“There have been several instances of different Benches of the High Court not following the judgments/orders of coordinate and even larger Benches. In some cases, the High Courts have gone to the extent of ignoring the law laid down by this Court without any tangible reason. Likewise, there have been instances in which smaller Benches of this Court have either ignored or bypassed the ratio of the judgments of the larger Benches including the Constitution Benches. These cases are illustrative of non-adherence to the rule of judicial discipline which is sine qua non for sustaining the system.”
8. Further, in view of the legal position settled by the Constitution Bench of the Apex Court in Central Board of Dawoodi Bohra Community's case (supra) and Dr.Shah Faesal's case (supra), the earlier decision rendered by a Full Bench of this Court in Joseph v. Special Tahsildar (2001 (1) KLT 958 (FB)) holding that when two decisions of co-equal Benches of the Apex Court are conflicting, the decision later in time to be binding, cannot be held good law. The decision rendered by the Apex Court in Bharpur Singh's case (supra) without noticing the earlier legal position settled by a larger Bench (three Judge Bench) of the Apex Court in Kalindindi Venkata Subbaraju's case (supra), hence cannot be held to have binding precedent.

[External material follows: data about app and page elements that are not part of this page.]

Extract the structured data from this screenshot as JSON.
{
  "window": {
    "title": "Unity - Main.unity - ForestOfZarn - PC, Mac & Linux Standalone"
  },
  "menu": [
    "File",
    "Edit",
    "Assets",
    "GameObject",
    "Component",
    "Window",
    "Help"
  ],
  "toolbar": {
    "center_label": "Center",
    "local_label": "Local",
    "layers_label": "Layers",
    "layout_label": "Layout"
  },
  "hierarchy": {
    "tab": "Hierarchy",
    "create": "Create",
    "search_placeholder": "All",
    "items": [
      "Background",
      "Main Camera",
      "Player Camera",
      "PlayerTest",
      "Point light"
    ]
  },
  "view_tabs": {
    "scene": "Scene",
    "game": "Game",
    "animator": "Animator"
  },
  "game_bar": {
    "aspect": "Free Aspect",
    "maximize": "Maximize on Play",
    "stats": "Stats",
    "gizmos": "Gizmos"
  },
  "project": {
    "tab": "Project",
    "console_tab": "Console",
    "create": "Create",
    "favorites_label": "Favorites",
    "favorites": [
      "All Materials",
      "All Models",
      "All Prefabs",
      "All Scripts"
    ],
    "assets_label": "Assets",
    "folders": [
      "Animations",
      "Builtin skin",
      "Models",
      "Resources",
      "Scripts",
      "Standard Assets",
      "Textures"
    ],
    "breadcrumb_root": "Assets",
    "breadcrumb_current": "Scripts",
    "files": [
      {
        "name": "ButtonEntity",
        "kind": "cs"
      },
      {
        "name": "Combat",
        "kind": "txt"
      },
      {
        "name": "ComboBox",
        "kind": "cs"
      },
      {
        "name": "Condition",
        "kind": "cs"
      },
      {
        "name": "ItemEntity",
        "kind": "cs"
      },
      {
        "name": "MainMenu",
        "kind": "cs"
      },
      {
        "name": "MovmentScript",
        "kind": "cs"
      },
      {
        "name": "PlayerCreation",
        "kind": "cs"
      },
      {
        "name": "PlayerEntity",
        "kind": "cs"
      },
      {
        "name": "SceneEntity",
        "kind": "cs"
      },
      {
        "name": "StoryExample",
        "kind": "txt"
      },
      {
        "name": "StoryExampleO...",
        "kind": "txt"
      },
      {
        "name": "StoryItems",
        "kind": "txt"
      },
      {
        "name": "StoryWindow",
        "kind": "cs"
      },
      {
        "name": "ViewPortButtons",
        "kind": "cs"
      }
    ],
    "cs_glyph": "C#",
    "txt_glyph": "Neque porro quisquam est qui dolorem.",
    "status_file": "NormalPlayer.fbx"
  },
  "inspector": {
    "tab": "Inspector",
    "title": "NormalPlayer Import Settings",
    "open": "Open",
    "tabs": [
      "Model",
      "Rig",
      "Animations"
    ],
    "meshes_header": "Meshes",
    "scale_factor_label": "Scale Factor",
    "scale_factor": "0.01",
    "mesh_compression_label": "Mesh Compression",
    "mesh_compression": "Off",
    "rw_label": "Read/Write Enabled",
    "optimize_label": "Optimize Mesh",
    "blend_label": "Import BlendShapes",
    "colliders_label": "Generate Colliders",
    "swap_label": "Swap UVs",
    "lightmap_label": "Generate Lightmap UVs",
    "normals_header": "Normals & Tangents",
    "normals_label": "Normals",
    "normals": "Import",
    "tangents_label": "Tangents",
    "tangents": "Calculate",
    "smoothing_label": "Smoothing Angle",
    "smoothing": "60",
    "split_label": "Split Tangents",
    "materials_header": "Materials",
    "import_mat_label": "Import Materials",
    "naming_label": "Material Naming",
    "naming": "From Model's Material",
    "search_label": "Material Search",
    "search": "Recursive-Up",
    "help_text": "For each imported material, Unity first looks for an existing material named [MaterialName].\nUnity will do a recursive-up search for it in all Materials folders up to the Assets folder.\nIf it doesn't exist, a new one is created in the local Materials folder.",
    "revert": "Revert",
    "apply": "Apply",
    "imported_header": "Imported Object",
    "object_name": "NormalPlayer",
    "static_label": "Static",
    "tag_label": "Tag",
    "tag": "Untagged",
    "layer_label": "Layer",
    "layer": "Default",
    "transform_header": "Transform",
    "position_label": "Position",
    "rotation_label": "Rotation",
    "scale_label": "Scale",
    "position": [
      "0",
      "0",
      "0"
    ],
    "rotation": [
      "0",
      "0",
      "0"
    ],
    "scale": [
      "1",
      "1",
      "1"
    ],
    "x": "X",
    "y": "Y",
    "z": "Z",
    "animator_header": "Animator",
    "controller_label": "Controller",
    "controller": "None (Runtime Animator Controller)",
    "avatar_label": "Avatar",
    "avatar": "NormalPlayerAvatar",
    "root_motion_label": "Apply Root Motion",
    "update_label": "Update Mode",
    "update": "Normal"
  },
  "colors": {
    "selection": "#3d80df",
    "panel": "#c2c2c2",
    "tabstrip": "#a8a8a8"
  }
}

9. The original of the document, though not marked, was produced from the proper custody and it is having an oldage of more than 30 years, hence presumption applies. There is failure on the part of the plaintiff to rebut the presumption and no satisfactory evidence was adduced in that behalf. Further, in the instant case, though the original was produced, only a certified copy of the Will was marked as Ext.B1 through DW2, who is the son of one of the attesting witnesses. He was summoned to prove the signature affixed as that of his father as an attesting witness, after his death. When no attesting witness is available for the purpose of proving the due execution of the Will in question either due to death or unsoundness of mind or incapability of giving evidence, the parties would stand governed by the succeeding section, Section 69 of the Indian Evidence Act and would stand relieved from the rigour of summoning atleast one of the attesting witnesses to prove its execution as mandated under Section 68 of the Act. Further, under the succeeding Section – Section 69 of the Act, the requirement and the extent of proof is to show that atleast attestation of one of the attesting witnesses is in his handwrit
Please Login To View The Full Judgment!
ing and that the signature of the person executing the document is in the handwriting of that person. It is not at all necessary to prove and establish the signatures found affixed as that of both/all the attesting witnesses, when the case falls under Section 69 of the Act. The oral evidence tendered by DW2 by admitting the signature affixed as that of his father, one of the attesting witnesses to the document and the fact that the original document, which is of more than 30 years oldage, was produced from the proper custody, would sufficiently discharge the initial burden that lies on the propounder, especially when nothing was brought out to discredit his evidence. Apart from the examination of DW2, Ext.X1 extract of thumb impression register was also summoned through the Sub-Registrar – DW3. The Will was registered while one of the testators was hospitalized. Nothing was brought out to show any mental ailment, incapacity or unsoundness of mind suffered by any of the testators, the father and mother. Necessarily, the suit for partition by the plaintiff, who is not a legatee under the Will, will not stand. Both the appeals hence fail, dismissed. No costs.